Sober for nearly 12 years, Catt and her best friend, Bree, have created perfect lives for themselves in Los Angeles. But sobriety, like perfection, is a fragile thing.
They style hair at the ominously
named Head Hunter, work out at the Body Farm and maintain their blog, Love Monster, which comments on all the
things that make a sober life tolerable. And together, they manage to care for
Bree’s son, since her “Baby Daddy” usually has better things to do. When
murdered and mutilated women’s bodies start turning up, the entire community
goes on high alert. All the victims are model beautiful—and bear a disturbing resemblance
to Bree—and each has lost her legs or arms. When Catt’s husband, Dash,
leaves her to start a family with another woman, her personal life begins
spiraling down. Although she ought to be locking her doors and avoiding
strangers, she joins an online dating service and falls into bed with nearly
every man she meets. Who can she really trust? Big Bob, the creepy owner of the
Body Farm? Scott, her workout buddy, who seems to be paler every time she seems
him? Dash’s brother, Cyan, the sexy but remote photographer?
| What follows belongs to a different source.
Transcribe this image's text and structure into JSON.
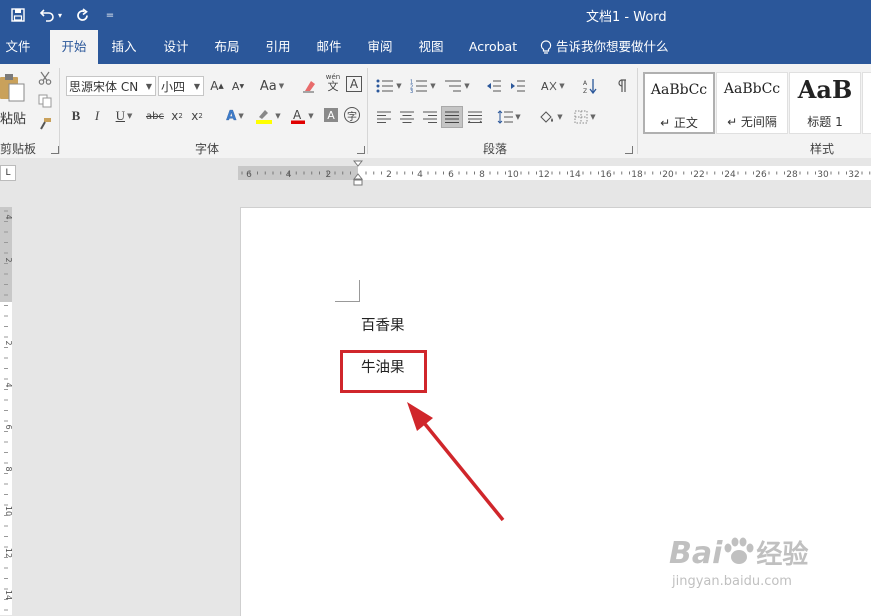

Her reckless
behavior threatens not only her sobriety, but also the careful life she’s
constructed. Block (Love in the Time of Global Warming, 2013, etc.)
again examines the interstices of addiction and sexuality and the limits of what
a woman will do for those she loves. Aiming for a haunting eroticism, she
instead achieves a numbing sense of dread, as the reader wonders not what the
serial killer will do next but how Catt will degrade herself further. Even the
final showdown between Catt and the killer is marred by exposition, which
defuses much of the tension.
Instead of erotic noir, a grim study of failed sobriety.